There are other industry developments that are particularly encouraging to green building.

The National Green Building Standard, the first green building rating system to be approved by ANSI, was issued early this year after several years of collaboration between the International Code Council and the National Association of Home Builders. The four green threshold levels–Bronze, Silver, Gold, and Emerald–provide builders with a means to achieve entry-level green building, up to the highest level of sustainable green building that incorporates energy savings of 60 percent or higher.

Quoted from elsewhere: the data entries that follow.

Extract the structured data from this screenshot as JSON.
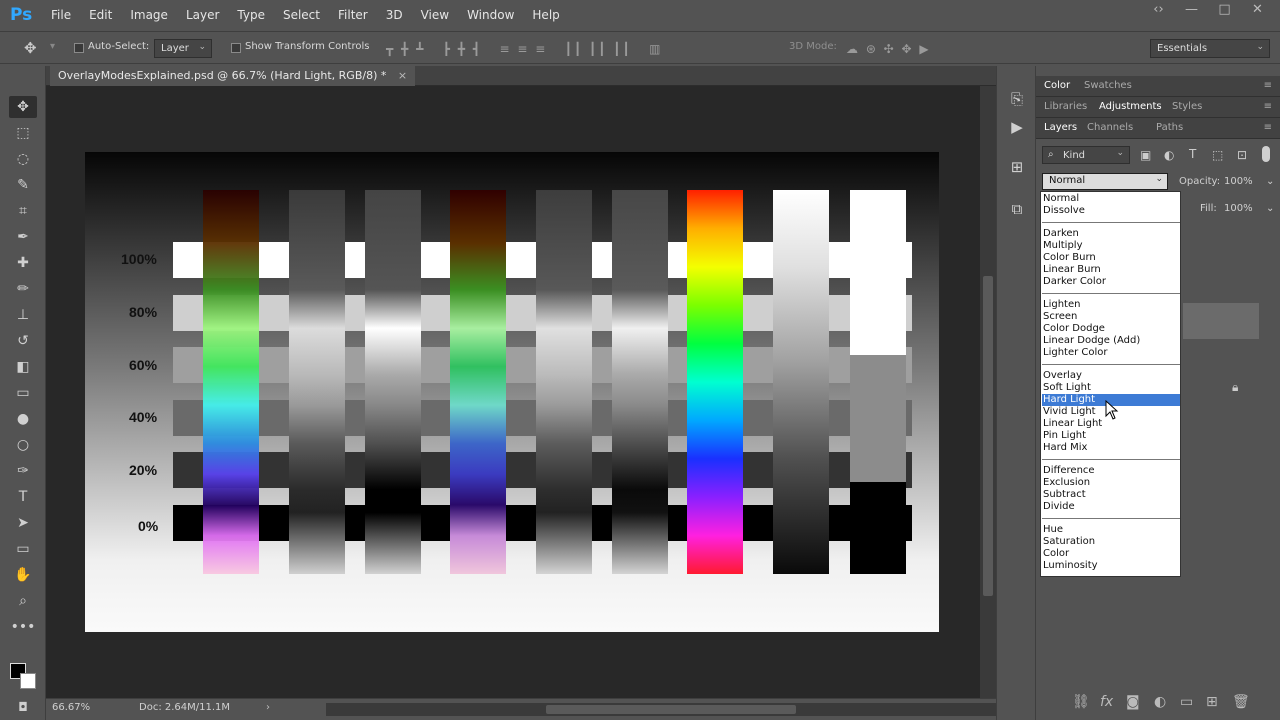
{
  "app": {
    "logo": "Ps",
    "window_controls": [
      "‹›",
      "—",
      "□",
      "✕"
    ]
  },
  "menu": [
    "File",
    "Edit",
    "Image",
    "Layer",
    "Type",
    "Select",
    "Filter",
    "3D",
    "View",
    "Window",
    "Help"
  ],
  "options": {
    "auto_select": "Auto-Select:",
    "layer_mode": "Layer",
    "show_transform": "Show Transform Controls",
    "mode_3d": "3D Mode:",
    "workspace": "Essentials"
  },
  "document": {
    "tab_title": "OverlayModesExplained.psd @ 66.7% (Hard Light, RGB/8) *",
    "close": "×",
    "percent_labels": [
      "100%",
      "80%",
      "60%",
      "40%",
      "20%",
      "0%"
    ]
  },
  "status": {
    "zoom": "66.67%",
    "doc_size": "Doc: 2.64M/11.1M",
    "arrow": "›"
  },
  "panels": {
    "row1": [
      "Color",
      "Swatches"
    ],
    "row2": [
      "Libraries",
      "Adjustments",
      "Styles"
    ],
    "row3": [
      "Layers",
      "Channels",
      "Paths"
    ],
    "kind": "Kind",
    "blend_mode": "Normal",
    "opacity_label": "Opacity:",
    "opacity_value": "100%",
    "fill_label": "Fill:",
    "fill_value": "100%"
  },
  "blend_groups": [
    [
      "Normal",
      "Dissolve"
    ],
    [
      "Darken",
      "Multiply",
      "Color Burn",
      "Linear Burn",
      "Darker Color"
    ],
    [
      "Lighten",
      "Screen",
      "Color Dodge",
      "Linear Dodge (Add)",
      "Lighter Color"
    ],
    [
      "Overlay",
      "Soft Light",
      "Hard Light",
      "Vivid Light",
      "Linear Light",
      "Pin Light",
      "Hard Mix"
    ],
    [
      "Difference",
      "Exclusion",
      "Subtract",
      "Divide"
    ],
    [
      "Hue",
      "Saturation",
      "Color",
      "Luminosity"
    ]
  ],
  "selected_blend": "Hard Light",
  "colors": {
    "selection": "#3d7bd5",
    "accent": "#31a8ff"
  }
}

Also, the latest data is dispelling the notion that green building is more expensive than conventional construction–estimated by some on the order of 10 to 15 percent more. A report from the U.S. Green Building Council has found that building green costs an average of just 2.5 percent more up front. Other studies even argue that there is no premium at all. Moreover, experience is finding that, even if a cost premium exists for building green, the operating savings–owing primarily to energy efficiency–exceed this initial investment over the life of the building by as much as tenfold. A 2003 California study concluded that on average green buildings are 25 to 30 percent more energy efficient than conventional buildings.

As noted above, all of this is nothing new to the fenestration industry in the sense that such energy efficiency–a key objective since the late 1970s–is also a key element of green design. Gas-filled, low-E insulating glazings and advanced framing materials and configurations have substantially reduced the energy impacts of windows. This addresses the basic “kitchen table issue” of saving money on utility bills and remains the primary reason that most consumers buy energy efficient windows–not the more abstract benefits of “greenness,” such as carbon footprints and environmental life-cycle analysis. And, the added cost for including energy-efficient windows and doors in a typical house can quickly be repaid by reducing those bills.

To be sure, fenestration products perform well in regard to other green attributes besides energy efficiency. For example, windows and doors–made from abundant, recycled/recyclable or renewable resources–typically earn green credits for life-cycle impacts. To help establish all of a product's green credentials, AAMA is developing a green certification rating and certification program to help our members’ products complement LEED, GreenGlobes and other nationally-recognized green building programs. This will keep us at the forefront of a rapidly growing market segment that is bucking the trend of bad news.

But we should not be distracted from touting that basic, time-tested benefit of energy efficiency. That alone offers enough green to take us back into the black.
 

Rich Walker is president and CEO of the American Architectural Manufacturers Association, 847/303-5664, rwalker@aamanet.org.